In a normal school setting, Tony Colton and Ashley Krueger probably wouldn't cross paths.
In a normal school setting, Tony Colton and Ashley Krueger probably wouldn’t cross paths.
He’s 13. She’s 18. He’s short and outgoing. She’s about 6 feet tall and serious. He’s in middle school, she’s thinking about college.
But where they met – All Children’s Hospital in St. Petersburg – nothing is normal. Here, in the halls adorned with whimsical paintings and cheery colors and masked nurses, they both faced a deadly cancer diagnosis.
“We make each other laugh, which is important,” said Ashley. “Because sometimes that’s just what you need.”
- Seattle company copes with backlash on $70,000 minimum wage
- Man shot dead in South Seattle while on phone with mom
- Seahawks sign four-year extension with linebacker Bobby Wagner worth a reported $43 million
- Impressions from Day 2 of Seahawks' training camp
- Higher wages a surprising success for Seattle restaurant Ivar's
Most Read Stories
They became best friends, texting and messaging on Facebook several times a day when they weren’t confined to their hospital beds. Their parents took photos of them at every opportunity: Tony with hair and Ashley without; both bald; both with hair; both sick and smiling.
She had a bone cancer occurring mostly in children and teens, and lost part of her shoulder. Tony had a rare form of kidney cancer and lost one of his kidneys. For a brief time in 2012, both were clear of cancer, and their families felt some relief.
Then, Ashley was diagnosed with T-cell lymphoma in September. She needed a bone marrow transplant and would be in isolation for months.
Tony knew how that would affect Ashley’s family financially.
“Car payments, their house payments, little tweaks and stuff that they had to fix around the house before Ashley comes back from her bone marrow transplant,” Tony said.
Starting with a garage sale and car wash, he gathered donations. Then he opened an account with www.giveforward.com, a site dedicated to raising money for people with medical bills. Within months, Tony raised about $25,000 for Ashley.
Ashley’s mom, Pat Myers, who had quit her job as a website programmer so she could care for her daughter, was overwhelmed.
Myers recalled thinking: “I hope we never have to repay the favor.”
But two weeks after Ashley’s diagnosis, Tony discovered his cancer returned. He would need costly treatment in Bethesda, Md., at the National Institutes of Health.
Ashley, from her hospital bed, told her mother that she wanted to start an online fundraiser for her friend.
“Tony did this for me, I have to do this for him,” said Ashley, who is in isolation following a bone marrow transplant.
So far, she’s raised $3,700.

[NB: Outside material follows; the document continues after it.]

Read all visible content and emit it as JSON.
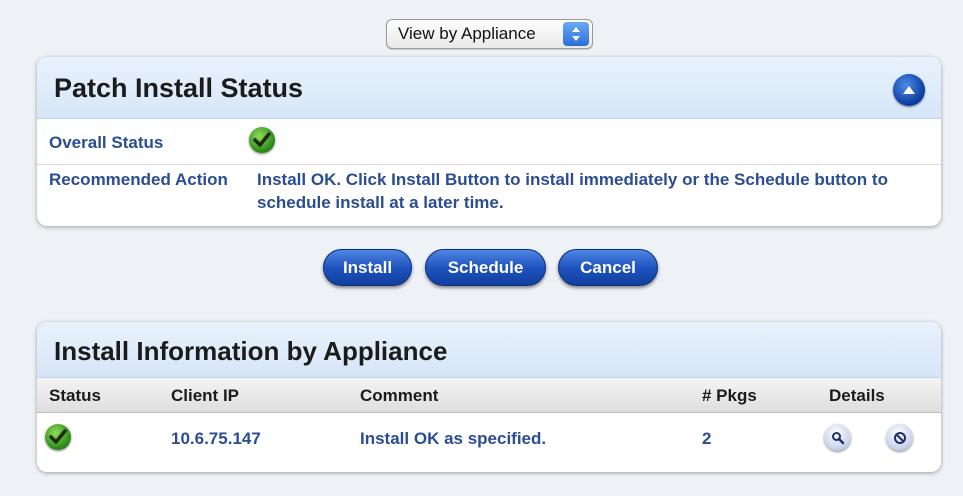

The most expensive pediatric cancers to treat can cost upward of $50,000 per hospital stay, according to the Healthcare Cost and Utilization Project, which is part of the government Agency for Healthcare Research and Quality. How much is covered by insurance can vary.
And even families with insurance to cover their children’s cancer treatments find themselves with big bills to cover things like gas and airfare to travel to medical centers and hotel stays.
Myers said that in Ashley’s first year of cancer, their middle-class family spent more than $40,000. Insurance paid for most of the treatment, but not the mortgage payment or the $1,000 monthly bills for gas to and from the hospital.
“You are a working family who is insured,” said Myers, who has since started a nonprofit group to help parents of young cancer patients navigate the complex and confusing world of insurance and financial aid. “You’re reduced to begging.”
Connie Colton, Tony’s mom, has similar frustrations. She said her family’s church and online fundraisers like Ashley’s have been instrumental in helping with paying for what insurance can’t. Tony faces several trips to Maryland for immunotherapy treatments; the treatments are covered, but things like airfare and a hotel for Tony’s mom are not. She is a retired government employee who now works part-time.
While there are other campaigns on Give Forward that have raised more money, St. Pierre said Tony and Ashley’s friendship is unique.
“It shows that even if you’re a kid, you can make a huge difference for someone,” said Nate St. Pierre, the spokesman for Chicago-based Give Forward. “It’s so cool to see this, kids helping kids.”
Ashley’s Give Forward Page: https://www.giveforward.com/fundraiser/dhg1/ashleysjourney
Tony’s Give Forward Page: https://www.giveforward.com/fundraiser/z4x1/tonystriumph
Follow Tamara Lush on Twitter at http://twitter.com/tamaralush